(Web page and app entries)
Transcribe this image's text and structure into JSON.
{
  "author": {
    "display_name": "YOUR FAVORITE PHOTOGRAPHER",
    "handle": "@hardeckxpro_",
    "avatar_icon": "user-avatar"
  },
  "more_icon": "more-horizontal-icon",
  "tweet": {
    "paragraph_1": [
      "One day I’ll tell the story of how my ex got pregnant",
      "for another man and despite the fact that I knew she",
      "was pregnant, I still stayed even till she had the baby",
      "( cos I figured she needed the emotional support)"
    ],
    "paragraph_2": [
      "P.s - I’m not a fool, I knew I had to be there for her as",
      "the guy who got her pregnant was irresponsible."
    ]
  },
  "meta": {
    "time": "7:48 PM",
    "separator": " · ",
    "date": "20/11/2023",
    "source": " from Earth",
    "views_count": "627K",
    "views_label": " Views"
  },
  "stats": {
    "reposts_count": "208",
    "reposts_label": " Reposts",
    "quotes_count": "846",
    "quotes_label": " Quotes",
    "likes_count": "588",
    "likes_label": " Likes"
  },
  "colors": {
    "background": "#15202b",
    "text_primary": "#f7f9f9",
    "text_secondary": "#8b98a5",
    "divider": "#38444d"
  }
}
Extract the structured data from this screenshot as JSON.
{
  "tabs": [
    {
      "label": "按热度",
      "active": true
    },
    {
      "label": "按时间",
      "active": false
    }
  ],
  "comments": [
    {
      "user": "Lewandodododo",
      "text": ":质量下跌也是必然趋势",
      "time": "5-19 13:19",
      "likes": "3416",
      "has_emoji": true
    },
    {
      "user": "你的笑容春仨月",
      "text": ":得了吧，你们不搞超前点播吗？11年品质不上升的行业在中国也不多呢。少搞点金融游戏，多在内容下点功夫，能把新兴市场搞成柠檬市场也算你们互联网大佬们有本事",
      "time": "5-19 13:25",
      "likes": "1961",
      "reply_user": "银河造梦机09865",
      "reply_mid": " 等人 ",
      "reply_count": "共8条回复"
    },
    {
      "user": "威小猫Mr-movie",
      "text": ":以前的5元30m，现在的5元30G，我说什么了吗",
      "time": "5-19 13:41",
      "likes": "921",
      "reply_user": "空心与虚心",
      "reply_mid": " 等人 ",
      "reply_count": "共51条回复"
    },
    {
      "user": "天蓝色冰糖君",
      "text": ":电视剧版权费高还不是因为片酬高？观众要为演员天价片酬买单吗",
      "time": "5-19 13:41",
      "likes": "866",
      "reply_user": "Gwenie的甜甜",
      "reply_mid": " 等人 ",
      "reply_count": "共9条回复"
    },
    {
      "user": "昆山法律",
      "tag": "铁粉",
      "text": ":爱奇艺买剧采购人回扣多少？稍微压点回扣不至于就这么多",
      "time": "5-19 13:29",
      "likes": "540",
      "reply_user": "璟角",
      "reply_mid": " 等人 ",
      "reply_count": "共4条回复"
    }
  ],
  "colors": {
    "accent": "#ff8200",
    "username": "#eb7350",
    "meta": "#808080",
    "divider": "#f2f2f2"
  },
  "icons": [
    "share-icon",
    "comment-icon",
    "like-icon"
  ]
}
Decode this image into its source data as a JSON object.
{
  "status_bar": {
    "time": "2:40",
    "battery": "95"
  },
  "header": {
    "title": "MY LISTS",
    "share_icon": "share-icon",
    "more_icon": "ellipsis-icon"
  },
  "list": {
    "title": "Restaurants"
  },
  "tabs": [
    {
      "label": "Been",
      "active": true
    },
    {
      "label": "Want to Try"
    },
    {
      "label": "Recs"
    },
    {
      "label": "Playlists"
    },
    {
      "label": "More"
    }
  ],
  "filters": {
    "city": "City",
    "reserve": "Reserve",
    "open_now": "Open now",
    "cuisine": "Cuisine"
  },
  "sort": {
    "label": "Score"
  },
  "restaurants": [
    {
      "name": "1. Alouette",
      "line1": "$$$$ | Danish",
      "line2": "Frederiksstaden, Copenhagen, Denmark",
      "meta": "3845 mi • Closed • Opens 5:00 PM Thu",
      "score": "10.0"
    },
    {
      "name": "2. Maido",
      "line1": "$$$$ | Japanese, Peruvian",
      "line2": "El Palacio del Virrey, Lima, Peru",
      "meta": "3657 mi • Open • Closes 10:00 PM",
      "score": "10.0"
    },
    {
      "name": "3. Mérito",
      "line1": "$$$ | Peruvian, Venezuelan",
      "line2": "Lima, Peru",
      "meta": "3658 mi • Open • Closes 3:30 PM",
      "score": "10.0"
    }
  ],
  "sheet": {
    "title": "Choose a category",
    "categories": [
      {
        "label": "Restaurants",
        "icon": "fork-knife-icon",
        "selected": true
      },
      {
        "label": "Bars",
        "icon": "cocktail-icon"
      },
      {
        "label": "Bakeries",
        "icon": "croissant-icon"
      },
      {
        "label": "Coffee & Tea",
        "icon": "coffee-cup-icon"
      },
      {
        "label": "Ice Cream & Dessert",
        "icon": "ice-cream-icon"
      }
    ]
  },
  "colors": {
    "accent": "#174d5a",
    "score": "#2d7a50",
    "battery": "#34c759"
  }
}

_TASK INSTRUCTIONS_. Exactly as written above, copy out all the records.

_RESPONSE BELOW_.
Transcribe this image's text and structure into JSON.
{
  "author": {
    "display_name": "YOUR FAVORITE PHOTOGRAPHER",
    "handle": "@hardeckxpro_",
    "avatar_icon": "user-avatar"
  },
  "more_icon": "more-horizontal-icon",
  "tweet": {
    "paragraph_1": [
      "One day I’ll tell the story of how my ex got pregnant",
      "for another man and despite the fact that I knew she",
      "was pregnant, I still stayed even till she had the baby",
      "( cos I figured she needed the emotional support)"
    ],
    "paragraph_2": [
      "P.s - I’m not a fool, I knew I had to be there for her as",
      "the guy who got her pregnant was irresponsible."
    ]
  },
  "meta": {
    "time": "7:48 PM",
    "separator": " · ",
    "date": "20/11/2023",
    "source": " from Earth",
    "views_count": "627K",
    "views_label": " Views"
  },
  "stats": {
    "reposts_count": "208",
    "reposts_label": " Reposts",
    "quotes_count": "846",
    "quotes_label": " Quotes",
    "likes_count": "588",
    "likes_label": " Likes"
  },
  "colors": {
    "background": "#15202b",
    "text_primary": "#f7f9f9",
    "text_secondary": "#8b98a5",
    "divider": "#38444d"
  }
}
Extract the structured data from this screenshot as JSON.
{
  "tabs": [
    {
      "label": "按热度",
      "active": true
    },
    {
      "label": "按时间",
      "active": false
    }
  ],
  "comments": [
    {
      "user": "Lewandodododo",
      "text": ":质量下跌也是必然趋势",
      "time": "5-19 13:19",
      "likes": "3416",
      "has_emoji": true
    },
    {
      "user": "你的笑容春仨月",
      "text": ":得了吧，你们不搞超前点播吗？11年品质不上升的行业在中国也不多呢。少搞点金融游戏，多在内容下点功夫，能把新兴市场搞成柠檬市场也算你们互联网大佬们有本事",
      "time": "5-19 13:25",
      "likes": "1961",
      "reply_user": "银河造梦机09865",
      "reply_mid": " 等人 ",
      "reply_count": "共8条回复"
    },
    {
      "user": "威小猫Mr-movie",
      "text": ":以前的5元30m，现在的5元30G，我说什么了吗",
      "time": "5-19 13:41",
      "likes": "921",
      "reply_user": "空心与虚心",
      "reply_mid": " 等人 ",
      "reply_count": "共51条回复"
    },
    {
      "user": "天蓝色冰糖君",
      "text": ":电视剧版权费高还不是因为片酬高？观众要为演员天价片酬买单吗",
      "time": "5-19 13:41",
      "likes": "866",
      "reply_user": "Gwenie的甜甜",
      "reply_mid": " 等人 ",
      "reply_count": "共9条回复"
    },
    {
      "user": "昆山法律",
      "tag": "铁粉",
      "text": ":爱奇艺买剧采购人回扣多少？稍微压点回扣不至于就这么多",
      "time": "5-19 13:29",
      "likes": "540",
      "reply_user": "璟角",
      "reply_mid": " 等人 ",
      "reply_count": "共4条回复"
    }
  ],
  "colors": {
    "accent": "#ff8200",
    "username": "#eb7350",
    "meta": "#808080",
    "divider": "#f2f2f2"
  },
  "icons": [
    "share-icon",
    "comment-icon",
    "like-icon"
  ]
}
Decode this image into its source data as a JSON object.
{
  "status_bar": {
    "time": "2:40",
    "battery": "95"
  },
  "header": {
    "title": "MY LISTS",
    "share_icon": "share-icon",
    "more_icon": "ellipsis-icon"
  },
  "list": {
    "title": "Restaurants"
  },
  "tabs": [
    {
      "label": "Been",
      "active": true
    },
    {
      "label": "Want to Try"
    },
    {
      "label": "Recs"
    },
    {
      "label": "Playlists"
    },
    {
      "label": "More"
    }
  ],
  "filters": {
    "city": "City",
    "reserve": "Reserve",
    "open_now": "Open now",
    "cuisine": "Cuisine"
  },
  "sort": {
    "label": "Score"
  },
  "restaurants": [
    {
      "name": "1. Alouette",
      "line1": "$$$$ | Danish",
      "line2": "Frederiksstaden, Copenhagen, Denmark",
      "meta": "3845 mi • Closed • Opens 5:00 PM Thu",
      "score": "10.0"
    },
    {
      "name": "2. Maido",
      "line1": "$$$$ | Japanese, Peruvian",
      "line2": "El Palacio del Virrey, Lima, Peru",
      "meta": "3657 mi • Open • Closes 10:00 PM",
      "score": "10.0"
    },
    {
      "name": "3. Mérito",
      "line1": "$$$ | Peruvian, Venezuelan",
      "line2": "Lima, Peru",
      "meta": "3658 mi • Open • Closes 3:30 PM",
      "score": "10.0"
    }
  ],
  "sheet": {
    "title": "Choose a category",
    "categories": [
      {
        "label": "Restaurants",
        "icon": "fork-knife-icon",
        "selected": true
      },
      {
        "label": "Bars",
        "icon": "cocktail-icon"
      },
      {
        "label": "Bakeries",
        "icon": "croissant-icon"
      },
      {
        "label": "Coffee & Tea",
        "icon": "coffee-cup-icon"
      },
      {
        "label": "Ice Cream & Dessert",
        "icon": "ice-cream-icon"
      }
    ]
  },
  "colors": {
    "accent": "#174d5a",
    "score": "#2d7a50",
    "battery": "#34c759"
  }
}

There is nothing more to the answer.